I’m in a different sort of classroom this week, the classroom of bereavement. There are no rules here. Anything goes. The student may do pretty much as he or she pleases, so it pleases me to write about my brother’s death, and to try to make some sense out of what appears to have been a completely senseless act.
My sister was the first to break the news to me. She said that her son had received a phone call from one of his cousins, saying that her father was dead; my nephew then passed the news along to his mother. When she told me, I said, “What if it wasn’t J? What if it was some homeless person and J paid the coroner to keep quiet? What if this is all a scam so he can assume a new identity?”
If you knew our brother, you’d know that the scenario I imagined was not at all farfetched. Indeed, when I talked to the deputy coroner this morning, he told me that a number of people had called his office, concerned that J had faked his death.
But as I listened to the deputy coroner’s story unfold, I became more convinced that it was the truth—especially when I heard that J’s body had been positively identified by his ex-wife’s current husband, a law-enforcement officer.
There is so much more that I want to know, so many questions that I’d like to ask my brother: Did you really kill yourself, as the coroner has ruled, or did you underestimate the power of the two drugs you took at the same time, one an anti-depressant, the other an antihistamine?
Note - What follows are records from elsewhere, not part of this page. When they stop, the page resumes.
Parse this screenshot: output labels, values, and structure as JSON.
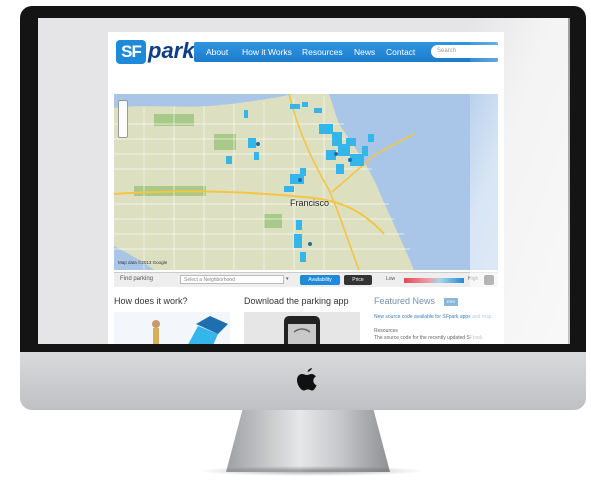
{
  "site": {
    "logo_badge": "SF",
    "logo_word": "park",
    "nav": [
      {
        "label": "About"
      },
      {
        "label": "How it Works"
      },
      {
        "label": "Resources"
      },
      {
        "label": "News"
      },
      {
        "label": "Contact"
      }
    ],
    "search_placeholder": "Search"
  },
  "map": {
    "city_label": "Francisco",
    "attribution": "Map data ©2013 Google"
  },
  "toolbar": {
    "find_parking": "Find parking",
    "neighborhood_placeholder": "Select a Neighborhood",
    "availability_label": "Availability",
    "price_label": "Price",
    "low_label": "Low",
    "high_label": "High"
  },
  "sections": {
    "how_title": "How does it work?",
    "app_title": "Download the parking app",
    "news_title": "Featured News",
    "news_rss": "RSS",
    "news_line_1": "New source code available for SFpark apps and map.",
    "news_line_2": "Resources",
    "news_line_3": "The source code for the recently updated SFpark"
  },
  "colors": {
    "brand_blue": "#1f8ad8",
    "nav_blue": "#2f95e1",
    "logo_navy": "#0e3f86",
    "parking_cyan": "#35b6ea",
    "price_red": "#e44856"
  },
  "icons": {
    "device_logo": "apple-logo-icon",
    "refresh": "refresh-icon"
  }
}
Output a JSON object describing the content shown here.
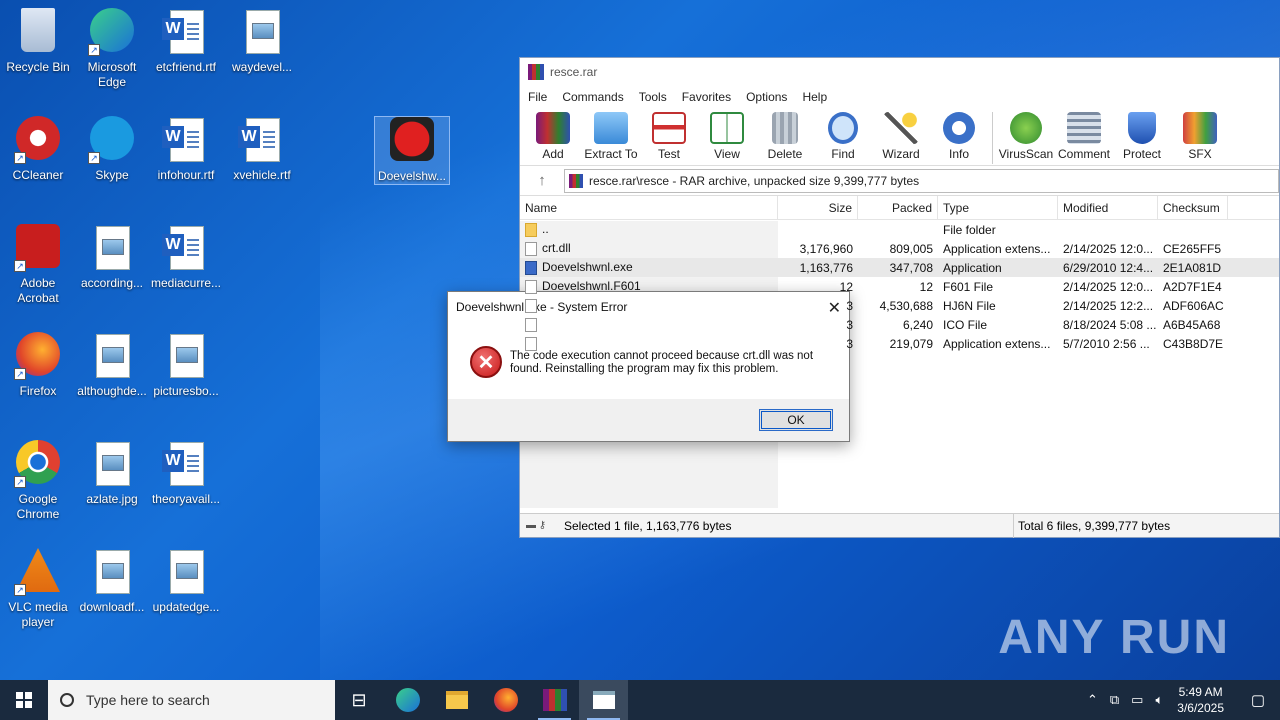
{
  "desktop": {
    "icons": [
      {
        "label": "Recycle Bin",
        "icon": "recycle-bin-icon"
      },
      {
        "label": "Microsoft Edge",
        "icon": "edge-icon"
      },
      {
        "label": "etcfriend.rtf",
        "icon": "word-doc-icon"
      },
      {
        "label": "waydevel...",
        "icon": "image-file-icon"
      },
      {
        "label": "CCleaner",
        "icon": "ccleaner-icon"
      },
      {
        "label": "Skype",
        "icon": "skype-icon"
      },
      {
        "label": "infohour.rtf",
        "icon": "word-doc-icon"
      },
      {
        "label": "xvehicle.rtf",
        "icon": "word-doc-icon"
      },
      {
        "label": "Doevelshw...",
        "icon": "media-player-icon"
      },
      {
        "label": "Adobe Acrobat",
        "icon": "acrobat-icon"
      },
      {
        "label": "according...",
        "icon": "image-file-icon"
      },
      {
        "label": "mediacurre...",
        "icon": "word-doc-icon"
      },
      {
        "label": "Firefox",
        "icon": "firefox-icon"
      },
      {
        "label": "althoughde...",
        "icon": "image-file-icon"
      },
      {
        "label": "picturesbo...",
        "icon": "image-file-icon"
      },
      {
        "label": "Google Chrome",
        "icon": "chrome-icon"
      },
      {
        "label": "azlate.jpg",
        "icon": "image-file-icon"
      },
      {
        "label": "theoryavail...",
        "icon": "word-doc-icon"
      },
      {
        "label": "VLC media player",
        "icon": "vlc-icon"
      },
      {
        "label": "downloadf...",
        "icon": "image-file-icon"
      },
      {
        "label": "updatedge...",
        "icon": "image-file-icon"
      }
    ]
  },
  "winrar": {
    "title": "resce.rar",
    "menu": [
      "File",
      "Commands",
      "Tools",
      "Favorites",
      "Options",
      "Help"
    ],
    "toolbar": [
      "Add",
      "Extract To",
      "Test",
      "View",
      "Delete",
      "Find",
      "Wizard",
      "Info",
      "VirusScan",
      "Comment",
      "Protect",
      "SFX"
    ],
    "address": "resce.rar\\resce - RAR archive, unpacked size 9,399,777 bytes",
    "columns": [
      "Name",
      "Size",
      "Packed",
      "Type",
      "Modified",
      "Checksum"
    ],
    "rows": [
      {
        "name": "..",
        "size": "",
        "packed": "",
        "type": "File folder",
        "modified": "",
        "checksum": ""
      },
      {
        "name": "crt.dll",
        "size": "3,176,960",
        "packed": "809,005",
        "type": "Application extens...",
        "modified": "2/14/2025 12:0...",
        "checksum": "CE265FF5"
      },
      {
        "name": "Doevelshwnl.exe",
        "size": "1,163,776",
        "packed": "347,708",
        "type": "Application",
        "modified": "6/29/2010 12:4...",
        "checksum": "2E1A081D"
      },
      {
        "name": "Doevelshwnl.F601",
        "size": "12",
        "packed": "12",
        "type": "F601 File",
        "modified": "2/14/2025 12:0...",
        "checksum": "A2D7F1E4"
      },
      {
        "name": "",
        "size": "3",
        "packed": "4,530,688",
        "type": "HJ6N File",
        "modified": "2/14/2025 12:2...",
        "checksum": "ADF606AC"
      },
      {
        "name": "",
        "size": "3",
        "packed": "6,240",
        "type": "ICO File",
        "modified": "8/18/2024 5:08 ...",
        "checksum": "A6B45A68"
      },
      {
        "name": "",
        "size": "3",
        "packed": "219,079",
        "type": "Application extens...",
        "modified": "5/7/2010 2:56 ...",
        "checksum": "C43B8D7E"
      }
    ],
    "status_left": "Selected 1 file, 1,163,776 bytes",
    "status_right": "Total 6 files, 9,399,777 bytes"
  },
  "dialog": {
    "title": "Doevelshwnl.exe - System Error",
    "message": "The code execution cannot proceed because crt.dll was not found. Reinstalling the program may fix this problem.",
    "ok_label": "OK"
  },
  "taskbar": {
    "search_placeholder": "Type here to search",
    "time": "5:49 AM",
    "date": "3/6/2025"
  },
  "watermark": "ANY RUN"
}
You tried, dramatically and unsuccessfully, to kill yourself on two separate occasions many years ago, once by slitting your wrists, and once by cutting your throat, so why “go gentle into that good night” with a mere overdose of drugs?
My brother will never answer my questions, of course. But as every good teacher knows, asking questions does not necessarily presuppose that there are easy (or any) answers. Teachers pose questions to stimulate thought. In fact, when my students don’t know the answer to a question I’ve asked, I don’t permit them to shrug their shoulders and say, “I don’t know.” Instead, I invite them to probe deeper by saying, “I’m not sure, but I think….”
I’m not sure about so many issues surrounding my brother’s death, but I think that if I keep listening to the Spirit of truth, one day I will see some good come out of this tragedy.
My brother J is dead.
He took his own life two weeks ago.
Inexplicably, his daughters chose not to tell any of the rest of our family until a few hours ago.
I have been estranged from my brother for many years. He was a chronic liar and could be incredibly cruel to anyone—including family—he believed had crossed him.
Still, he was my brother, and I have spent a nearly sleepless night, haunted by memories of our carefree and innocent boyhood together.
What happened? How did the little boy who adored me, and even said as much in a letter he wrote to me last year, turn into such a bitter, spiteful person?
Two months ago I discovered that he had committed identity theft against me by opening a credit card in my name and using it. Still, I cherished the hope that one day—maybe 10 or 20 years from now—he and I would be reconciled.
Now that will never happen.
My brother J is dead.